# Task goal
Go through the entries below and write each one out exactly.

# Dataset records

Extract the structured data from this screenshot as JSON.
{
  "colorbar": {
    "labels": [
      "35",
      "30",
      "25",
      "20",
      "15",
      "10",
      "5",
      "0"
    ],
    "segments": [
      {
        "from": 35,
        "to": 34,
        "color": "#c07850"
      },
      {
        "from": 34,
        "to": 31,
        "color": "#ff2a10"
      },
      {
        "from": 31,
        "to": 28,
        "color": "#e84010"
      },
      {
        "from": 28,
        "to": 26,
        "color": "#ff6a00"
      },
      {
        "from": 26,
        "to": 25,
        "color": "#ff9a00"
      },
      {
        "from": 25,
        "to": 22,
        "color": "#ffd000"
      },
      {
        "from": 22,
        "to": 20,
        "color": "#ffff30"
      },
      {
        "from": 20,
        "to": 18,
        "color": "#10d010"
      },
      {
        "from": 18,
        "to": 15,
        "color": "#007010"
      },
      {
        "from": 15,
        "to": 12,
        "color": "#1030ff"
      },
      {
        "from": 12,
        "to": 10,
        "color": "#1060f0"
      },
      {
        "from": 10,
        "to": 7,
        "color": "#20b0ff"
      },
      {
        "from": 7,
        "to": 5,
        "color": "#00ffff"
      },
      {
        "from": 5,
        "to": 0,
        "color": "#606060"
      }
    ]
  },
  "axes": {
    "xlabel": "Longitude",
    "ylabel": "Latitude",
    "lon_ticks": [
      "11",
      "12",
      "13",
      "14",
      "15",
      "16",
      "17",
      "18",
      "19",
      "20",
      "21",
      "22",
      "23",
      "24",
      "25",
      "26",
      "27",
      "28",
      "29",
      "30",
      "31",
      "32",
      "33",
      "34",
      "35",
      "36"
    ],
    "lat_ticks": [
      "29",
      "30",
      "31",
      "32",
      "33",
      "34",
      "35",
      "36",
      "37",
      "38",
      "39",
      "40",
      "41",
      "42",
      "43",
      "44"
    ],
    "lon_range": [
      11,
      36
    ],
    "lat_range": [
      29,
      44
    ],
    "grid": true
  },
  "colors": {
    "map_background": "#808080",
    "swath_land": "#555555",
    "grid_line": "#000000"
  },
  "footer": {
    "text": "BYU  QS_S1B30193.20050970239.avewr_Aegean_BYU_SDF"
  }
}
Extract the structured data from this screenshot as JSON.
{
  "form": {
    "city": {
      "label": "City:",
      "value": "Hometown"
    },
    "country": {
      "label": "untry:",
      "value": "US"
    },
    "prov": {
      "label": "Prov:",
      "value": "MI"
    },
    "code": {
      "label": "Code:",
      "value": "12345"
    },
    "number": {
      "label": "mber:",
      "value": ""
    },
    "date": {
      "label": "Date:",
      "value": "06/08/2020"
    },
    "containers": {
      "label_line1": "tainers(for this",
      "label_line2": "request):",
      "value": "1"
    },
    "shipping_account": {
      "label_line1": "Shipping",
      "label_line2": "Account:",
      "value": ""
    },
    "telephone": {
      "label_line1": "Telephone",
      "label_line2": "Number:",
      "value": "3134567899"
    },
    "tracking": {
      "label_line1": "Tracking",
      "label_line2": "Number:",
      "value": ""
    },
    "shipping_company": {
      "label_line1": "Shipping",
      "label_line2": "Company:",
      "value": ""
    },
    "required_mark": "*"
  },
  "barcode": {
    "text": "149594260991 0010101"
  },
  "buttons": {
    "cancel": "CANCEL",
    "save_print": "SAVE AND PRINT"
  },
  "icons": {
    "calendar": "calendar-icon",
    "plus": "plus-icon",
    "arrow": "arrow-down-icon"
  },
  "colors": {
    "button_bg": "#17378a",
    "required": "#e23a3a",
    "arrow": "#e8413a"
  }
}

# The answer
Extract the structured data from this screenshot as JSON.
{
  "colorbar": {
    "labels": [
      "35",
      "30",
      "25",
      "20",
      "15",
      "10",
      "5",
      "0"
    ],
    "segments": [
      {
        "from": 35,
        "to": 34,
        "color": "#c07850"
      },
      {
        "from": 34,
        "to": 31,
        "color": "#ff2a10"
      },
      {
        "from": 31,
        "to": 28,
        "color": "#e84010"
      },
      {
        "from": 28,
        "to": 26,
        "color": "#ff6a00"
      },
      {
        "from": 26,
        "to": 25,
        "color": "#ff9a00"
      },
      {
        "from": 25,
        "to": 22,
        "color": "#ffd000"
      },
      {
        "from": 22,
        "to": 20,
        "color": "#ffff30"
      },
      {
        "from": 20,
        "to": 18,
        "color": "#10d010"
      },
      {
        "from": 18,
        "to": 15,
        "color": "#007010"
      },
      {
        "from": 15,
        "to": 12,
        "color": "#1030ff"
      },
      {
        "from": 12,
        "to": 10,
        "color": "#1060f0"
      },
      {
        "from": 10,
        "to": 7,
        "color": "#20b0ff"
      },
      {
        "from": 7,
        "to": 5,
        "color": "#00ffff"
      },
      {
        "from": 5,
        "to": 0,
        "color": "#606060"
      }
    ]
  },
  "axes": {
    "xlabel": "Longitude",
    "ylabel": "Latitude",
    "lon_ticks": [
      "11",
      "12",
      "13",
      "14",
      "15",
      "16",
      "17",
      "18",
      "19",
      "20",
      "21",
      "22",
      "23",
      "24",
      "25",
      "26",
      "27",
      "28",
      "29",
      "30",
      "31",
      "32",
      "33",
      "34",
      "35",
      "36"
    ],
    "lat_ticks": [
      "29",
      "30",
      "31",
      "32",
      "33",
      "34",
      "35",
      "36",
      "37",
      "38",
      "39",
      "40",
      "41",
      "42",
      "43",
      "44"
    ],
    "lon_range": [
      11,
      36
    ],
    "lat_range": [
      29,
      44
    ],
    "grid": true
  },
  "colors": {
    "map_background": "#808080",
    "swath_land": "#555555",
    "grid_line": "#000000"
  },
  "footer": {
    "text": "BYU  QS_S1B30193.20050970239.avewr_Aegean_BYU_SDF"
  }
}
Extract the structured data from this screenshot as JSON.
{
  "form": {
    "city": {
      "label": "City:",
      "value": "Hometown"
    },
    "country": {
      "label": "untry:",
      "value": "US"
    },
    "prov": {
      "label": "Prov:",
      "value": "MI"
    },
    "code": {
      "label": "Code:",
      "value": "12345"
    },
    "number": {
      "label": "mber:",
      "value": ""
    },
    "date": {
      "label": "Date:",
      "value": "06/08/2020"
    },
    "containers": {
      "label_line1": "tainers(for this",
      "label_line2": "request):",
      "value": "1"
    },
    "shipping_account": {
      "label_line1": "Shipping",
      "label_line2": "Account:",
      "value": ""
    },
    "telephone": {
      "label_line1": "Telephone",
      "label_line2": "Number:",
      "value": "3134567899"
    },
    "tracking": {
      "label_line1": "Tracking",
      "label_line2": "Number:",
      "value": ""
    },
    "shipping_company": {
      "label_line1": "Shipping",
      "label_line2": "Company:",
      "value": ""
    },
    "required_mark": "*"
  },
  "barcode": {
    "text": "149594260991 0010101"
  },
  "buttons": {
    "cancel": "CANCEL",
    "save_print": "SAVE AND PRINT"
  },
  "icons": {
    "calendar": "calendar-icon",
    "plus": "plus-icon",
    "arrow": "arrow-down-icon"
  },
  "colors": {
    "button_bg": "#17378a",
    "required": "#e23a3a",
    "arrow": "#e8413a"
  }
}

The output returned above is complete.